Entries from a dataset of interfaces

Start of Block

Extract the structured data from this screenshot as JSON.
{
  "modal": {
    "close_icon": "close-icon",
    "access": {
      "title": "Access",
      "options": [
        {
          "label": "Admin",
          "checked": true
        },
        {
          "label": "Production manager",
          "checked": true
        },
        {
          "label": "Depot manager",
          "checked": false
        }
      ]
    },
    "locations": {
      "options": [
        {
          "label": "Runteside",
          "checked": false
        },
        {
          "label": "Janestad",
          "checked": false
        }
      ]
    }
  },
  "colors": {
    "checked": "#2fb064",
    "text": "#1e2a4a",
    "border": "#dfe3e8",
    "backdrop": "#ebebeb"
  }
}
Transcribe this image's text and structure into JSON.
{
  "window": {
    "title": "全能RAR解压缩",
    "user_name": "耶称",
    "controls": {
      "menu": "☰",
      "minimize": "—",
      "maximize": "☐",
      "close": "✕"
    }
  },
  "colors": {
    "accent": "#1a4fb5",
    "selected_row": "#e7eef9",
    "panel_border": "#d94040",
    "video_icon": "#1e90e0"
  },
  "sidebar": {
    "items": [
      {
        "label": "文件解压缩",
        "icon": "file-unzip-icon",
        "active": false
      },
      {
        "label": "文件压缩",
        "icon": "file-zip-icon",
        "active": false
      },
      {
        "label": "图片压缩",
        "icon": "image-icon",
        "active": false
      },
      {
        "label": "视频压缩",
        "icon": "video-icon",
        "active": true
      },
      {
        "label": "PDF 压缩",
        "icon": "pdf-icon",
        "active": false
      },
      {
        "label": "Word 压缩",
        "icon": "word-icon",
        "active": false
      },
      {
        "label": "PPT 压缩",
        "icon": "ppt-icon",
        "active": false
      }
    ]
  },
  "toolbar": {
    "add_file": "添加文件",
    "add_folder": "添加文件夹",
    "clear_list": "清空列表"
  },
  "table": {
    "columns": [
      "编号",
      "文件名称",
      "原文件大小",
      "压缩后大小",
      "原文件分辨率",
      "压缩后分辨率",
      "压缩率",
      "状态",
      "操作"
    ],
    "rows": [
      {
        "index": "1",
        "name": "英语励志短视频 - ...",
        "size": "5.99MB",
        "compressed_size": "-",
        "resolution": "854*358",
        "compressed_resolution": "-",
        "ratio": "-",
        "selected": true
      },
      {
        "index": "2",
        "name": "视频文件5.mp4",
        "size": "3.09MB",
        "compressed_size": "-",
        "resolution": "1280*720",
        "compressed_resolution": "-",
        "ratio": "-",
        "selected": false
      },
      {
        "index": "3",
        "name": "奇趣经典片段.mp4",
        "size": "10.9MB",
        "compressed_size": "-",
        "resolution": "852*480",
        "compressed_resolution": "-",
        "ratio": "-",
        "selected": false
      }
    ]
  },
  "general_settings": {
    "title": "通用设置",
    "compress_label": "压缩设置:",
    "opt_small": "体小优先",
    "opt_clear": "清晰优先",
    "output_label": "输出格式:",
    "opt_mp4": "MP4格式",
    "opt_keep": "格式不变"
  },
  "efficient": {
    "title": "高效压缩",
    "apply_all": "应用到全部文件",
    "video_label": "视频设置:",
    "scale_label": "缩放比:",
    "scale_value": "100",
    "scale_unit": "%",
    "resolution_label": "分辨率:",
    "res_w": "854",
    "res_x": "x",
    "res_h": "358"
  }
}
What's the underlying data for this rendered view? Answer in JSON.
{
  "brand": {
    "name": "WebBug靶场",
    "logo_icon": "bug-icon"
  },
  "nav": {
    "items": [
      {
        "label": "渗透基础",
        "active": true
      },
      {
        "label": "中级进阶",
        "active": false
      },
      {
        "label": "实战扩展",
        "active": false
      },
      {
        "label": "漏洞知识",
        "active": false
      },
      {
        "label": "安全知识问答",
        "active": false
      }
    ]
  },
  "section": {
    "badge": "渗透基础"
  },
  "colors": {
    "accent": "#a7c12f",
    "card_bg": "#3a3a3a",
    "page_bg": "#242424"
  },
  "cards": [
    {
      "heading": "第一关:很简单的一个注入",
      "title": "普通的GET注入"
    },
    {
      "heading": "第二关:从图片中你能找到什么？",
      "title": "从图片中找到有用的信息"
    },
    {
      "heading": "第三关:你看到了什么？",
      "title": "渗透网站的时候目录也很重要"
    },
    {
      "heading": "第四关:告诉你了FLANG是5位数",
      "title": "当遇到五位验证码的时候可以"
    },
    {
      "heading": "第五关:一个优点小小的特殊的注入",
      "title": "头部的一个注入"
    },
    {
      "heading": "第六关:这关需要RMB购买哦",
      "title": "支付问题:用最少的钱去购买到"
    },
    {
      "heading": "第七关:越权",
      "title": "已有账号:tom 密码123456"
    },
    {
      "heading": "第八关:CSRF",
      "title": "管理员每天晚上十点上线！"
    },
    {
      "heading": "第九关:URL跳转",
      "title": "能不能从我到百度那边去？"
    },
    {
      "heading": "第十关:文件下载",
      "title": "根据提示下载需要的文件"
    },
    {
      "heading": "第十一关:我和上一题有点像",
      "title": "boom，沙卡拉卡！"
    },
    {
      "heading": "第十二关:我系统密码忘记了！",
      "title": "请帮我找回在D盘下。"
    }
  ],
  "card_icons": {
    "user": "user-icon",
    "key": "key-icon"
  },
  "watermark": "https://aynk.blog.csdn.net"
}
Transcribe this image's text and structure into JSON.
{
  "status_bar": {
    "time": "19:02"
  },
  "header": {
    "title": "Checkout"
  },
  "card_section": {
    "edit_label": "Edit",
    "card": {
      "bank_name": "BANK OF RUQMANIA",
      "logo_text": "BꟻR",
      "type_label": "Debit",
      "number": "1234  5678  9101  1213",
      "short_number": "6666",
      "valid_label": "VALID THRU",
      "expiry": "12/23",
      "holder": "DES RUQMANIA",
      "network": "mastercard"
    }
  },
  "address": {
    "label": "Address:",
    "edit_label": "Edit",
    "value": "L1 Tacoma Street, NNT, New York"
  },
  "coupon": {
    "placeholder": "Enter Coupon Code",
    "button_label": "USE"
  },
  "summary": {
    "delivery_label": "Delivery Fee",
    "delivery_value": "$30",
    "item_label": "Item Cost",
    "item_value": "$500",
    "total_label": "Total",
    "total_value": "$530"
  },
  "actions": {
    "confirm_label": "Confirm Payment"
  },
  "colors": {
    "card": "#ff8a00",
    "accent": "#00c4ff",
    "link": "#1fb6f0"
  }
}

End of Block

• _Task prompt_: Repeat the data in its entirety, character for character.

• _Response to this exercise_:
Extract the structured data from this screenshot as JSON.
{
  "modal": {
    "close_icon": "close-icon",
    "access": {
      "title": "Access",
      "options": [
        {
          "label": "Admin",
          "checked": true
        },
        {
          "label": "Production manager",
          "checked": true
        },
        {
          "label": "Depot manager",
          "checked": false
        }
      ]
    },
    "locations": {
      "options": [
        {
          "label": "Runteside",
          "checked": false
        },
        {
          "label": "Janestad",
          "checked": false
        }
      ]
    }
  },
  "colors": {
    "checked": "#2fb064",
    "text": "#1e2a4a",
    "border": "#dfe3e8",
    "backdrop": "#ebebeb"
  }
}
Transcribe this image's text and structure into JSON.
{
  "window": {
    "title": "全能RAR解压缩",
    "user_name": "耶称",
    "controls": {
      "menu": "☰",
      "minimize": "—",
      "maximize": "☐",
      "close": "✕"
    }
  },
  "colors": {
    "accent": "#1a4fb5",
    "selected_row": "#e7eef9",
    "panel_border": "#d94040",
    "video_icon": "#1e90e0"
  },
  "sidebar": {
    "items": [
      {
        "label": "文件解压缩",
        "icon": "file-unzip-icon",
        "active": false
      },
      {
        "label": "文件压缩",
        "icon": "file-zip-icon",
        "active": false
      },
      {
        "label": "图片压缩",
        "icon": "image-icon",
        "active": false
      },
      {
        "label": "视频压缩",
        "icon": "video-icon",
        "active": true
      },
      {
        "label": "PDF 压缩",
        "icon": "pdf-icon",
        "active": false
      },
      {
        "label": "Word 压缩",
        "icon": "word-icon",
        "active": false
      },
      {
        "label": "PPT 压缩",
        "icon": "ppt-icon",
        "active": false
      }
    ]
  },
  "toolbar": {
    "add_file": "添加文件",
    "add_folder": "添加文件夹",
    "clear_list": "清空列表"
  },
  "table": {
    "columns": [
      "编号",
      "文件名称",
      "原文件大小",
      "压缩后大小",
      "原文件分辨率",
      "压缩后分辨率",
      "压缩率",
      "状态",
      "操作"
    ],
    "rows": [
      {
        "index": "1",
        "name": "英语励志短视频 - ...",
        "size": "5.99MB",
        "compressed_size": "-",
        "resolution": "854*358",
        "compressed_resolution": "-",
        "ratio": "-",
        "selected": true
      },
      {
        "index": "2",
        "name": "视频文件5.mp4",
        "size": "3.09MB",
        "compressed_size": "-",
        "resolution": "1280*720",
        "compressed_resolution": "-",
        "ratio": "-",
        "selected": false
      },
      {
        "index": "3",
        "name": "奇趣经典片段.mp4",
        "size": "10.9MB",
        "compressed_size": "-",
        "resolution": "852*480",
        "compressed_resolution": "-",
        "ratio": "-",
        "selected": false
      }
    ]
  },
  "general_settings": {
    "title": "通用设置",
    "compress_label": "压缩设置:",
    "opt_small": "体小优先",
    "opt_clear": "清晰优先",
    "output_label": "输出格式:",
    "opt_mp4": "MP4格式",
    "opt_keep": "格式不变"
  },
  "efficient": {
    "title": "高效压缩",
    "apply_all": "应用到全部文件",
    "video_label": "视频设置:",
    "scale_label": "缩放比:",
    "scale_value": "100",
    "scale_unit": "%",
    "resolution_label": "分辨率:",
    "res_w": "854",
    "res_x": "x",
    "res_h": "358"
  }
}
What's the underlying data for this rendered view? Answer in JSON.
{
  "brand": {
    "name": "WebBug靶场",
    "logo_icon": "bug-icon"
  },
  "nav": {
    "items": [
      {
        "label": "渗透基础",
        "active": true
      },
      {
        "label": "中级进阶",
        "active": false
      },
      {
        "label": "实战扩展",
        "active": false
      },
      {
        "label": "漏洞知识",
        "active": false
      },
      {
        "label": "安全知识问答",
        "active": false
      }
    ]
  },
  "section": {
    "badge": "渗透基础"
  },
  "colors": {
    "accent": "#a7c12f",
    "card_bg": "#3a3a3a",
    "page_bg": "#242424"
  },
  "cards": [
    {
      "heading": "第一关:很简单的一个注入",
      "title": "普通的GET注入"
    },
    {
      "heading": "第二关:从图片中你能找到什么？",
      "title": "从图片中找到有用的信息"
    },
    {
      "heading": "第三关:你看到了什么？",
      "title": "渗透网站的时候目录也很重要"
    },
    {
      "heading": "第四关:告诉你了FLANG是5位数",
      "title": "当遇到五位验证码的时候可以"
    },
    {
      "heading": "第五关:一个优点小小的特殊的注入",
      "title": "头部的一个注入"
    },
    {
      "heading": "第六关:这关需要RMB购买哦",
      "title": "支付问题:用最少的钱去购买到"
    },
    {
      "heading": "第七关:越权",
      "title": "已有账号:tom 密码123456"
    },
    {
      "heading": "第八关:CSRF",
      "title": "管理员每天晚上十点上线！"
    },
    {
      "heading": "第九关:URL跳转",
      "title": "能不能从我到百度那边去？"
    },
    {
      "heading": "第十关:文件下载",
      "title": "根据提示下载需要的文件"
    },
    {
      "heading": "第十一关:我和上一题有点像",
      "title": "boom，沙卡拉卡！"
    },
    {
      "heading": "第十二关:我系统密码忘记了！",
      "title": "请帮我找回在D盘下。"
    }
  ],
  "card_icons": {
    "user": "user-icon",
    "key": "key-icon"
  },
  "watermark": "https://aynk.blog.csdn.net"
}
Transcribe this image's text and structure into JSON.
{
  "status_bar": {
    "time": "19:02"
  },
  "header": {
    "title": "Checkout"
  },
  "card_section": {
    "edit_label": "Edit",
    "card": {
      "bank_name": "BANK OF RUQMANIA",
      "logo_text": "BꟻR",
      "type_label": "Debit",
      "number": "1234  5678  9101  1213",
      "short_number": "6666",
      "valid_label": "VALID THRU",
      "expiry": "12/23",
      "holder": "DES RUQMANIA",
      "network": "mastercard"
    }
  },
  "address": {
    "label": "Address:",
    "edit_label": "Edit",
    "value": "L1 Tacoma Street, NNT, New York"
  },
  "coupon": {
    "placeholder": "Enter Coupon Code",
    "button_label": "USE"
  },
  "summary": {
    "delivery_label": "Delivery Fee",
    "delivery_value": "$30",
    "item_label": "Item Cost",
    "item_value": "$500",
    "total_label": "Total",
    "total_value": "$530"
  },
  "actions": {
    "confirm_label": "Confirm Payment"
  },
  "colors": {
    "card": "#ff8a00",
    "accent": "#00c4ff",
    "link": "#1fb6f0"
  }
}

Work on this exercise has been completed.